Input data:
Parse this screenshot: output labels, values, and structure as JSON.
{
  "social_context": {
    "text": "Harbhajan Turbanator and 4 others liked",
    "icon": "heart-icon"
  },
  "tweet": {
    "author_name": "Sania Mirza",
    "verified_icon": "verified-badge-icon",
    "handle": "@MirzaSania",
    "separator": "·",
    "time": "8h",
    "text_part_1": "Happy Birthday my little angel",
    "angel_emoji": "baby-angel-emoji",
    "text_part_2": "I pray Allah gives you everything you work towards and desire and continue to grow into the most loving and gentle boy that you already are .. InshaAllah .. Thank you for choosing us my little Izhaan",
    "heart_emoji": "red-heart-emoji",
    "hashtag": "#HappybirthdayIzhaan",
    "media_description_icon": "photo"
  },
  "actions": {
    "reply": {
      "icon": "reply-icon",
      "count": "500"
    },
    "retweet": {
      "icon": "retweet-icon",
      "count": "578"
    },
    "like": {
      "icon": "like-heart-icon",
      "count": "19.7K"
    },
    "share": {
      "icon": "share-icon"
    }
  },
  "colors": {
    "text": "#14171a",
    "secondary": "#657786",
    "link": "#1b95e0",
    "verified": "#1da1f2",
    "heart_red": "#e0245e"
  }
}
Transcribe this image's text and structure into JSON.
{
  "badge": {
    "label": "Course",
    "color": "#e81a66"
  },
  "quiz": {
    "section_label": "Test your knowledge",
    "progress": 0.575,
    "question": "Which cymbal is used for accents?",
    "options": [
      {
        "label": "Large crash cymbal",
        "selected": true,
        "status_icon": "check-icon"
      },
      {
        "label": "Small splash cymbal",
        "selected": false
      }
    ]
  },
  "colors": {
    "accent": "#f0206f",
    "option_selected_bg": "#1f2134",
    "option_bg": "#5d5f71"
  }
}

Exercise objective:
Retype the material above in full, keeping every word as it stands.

Written solution:
Parse this screenshot: output labels, values, and structure as JSON.
{
  "social_context": {
    "text": "Harbhajan Turbanator and 4 others liked",
    "icon": "heart-icon"
  },
  "tweet": {
    "author_name": "Sania Mirza",
    "verified_icon": "verified-badge-icon",
    "handle": "@MirzaSania",
    "separator": "·",
    "time": "8h",
    "text_part_1": "Happy Birthday my little angel",
    "angel_emoji": "baby-angel-emoji",
    "text_part_2": "I pray Allah gives you everything you work towards and desire and continue to grow into the most loving and gentle boy that you already are .. InshaAllah .. Thank you for choosing us my little Izhaan",
    "heart_emoji": "red-heart-emoji",
    "hashtag": "#HappybirthdayIzhaan",
    "media_description_icon": "photo"
  },
  "actions": {
    "reply": {
      "icon": "reply-icon",
      "count": "500"
    },
    "retweet": {
      "icon": "retweet-icon",
      "count": "578"
    },
    "like": {
      "icon": "like-heart-icon",
      "count": "19.7K"
    },
    "share": {
      "icon": "share-icon"
    }
  },
  "colors": {
    "text": "#14171a",
    "secondary": "#657786",
    "link": "#1b95e0",
    "verified": "#1da1f2",
    "heart_red": "#e0245e"
  }
}
Transcribe this image's text and structure into JSON.
{
  "badge": {
    "label": "Course",
    "color": "#e81a66"
  },
  "quiz": {
    "section_label": "Test your knowledge",
    "progress": 0.575,
    "question": "Which cymbal is used for accents?",
    "options": [
      {
        "label": "Large crash cymbal",
        "selected": true,
        "status_icon": "check-icon"
      },
      {
        "label": "Small splash cymbal",
        "selected": false
      }
    ]
  },
  "colors": {
    "accent": "#f0206f",
    "option_selected_bg": "#1f2134",
    "option_bg": "#5d5f71"
  }
}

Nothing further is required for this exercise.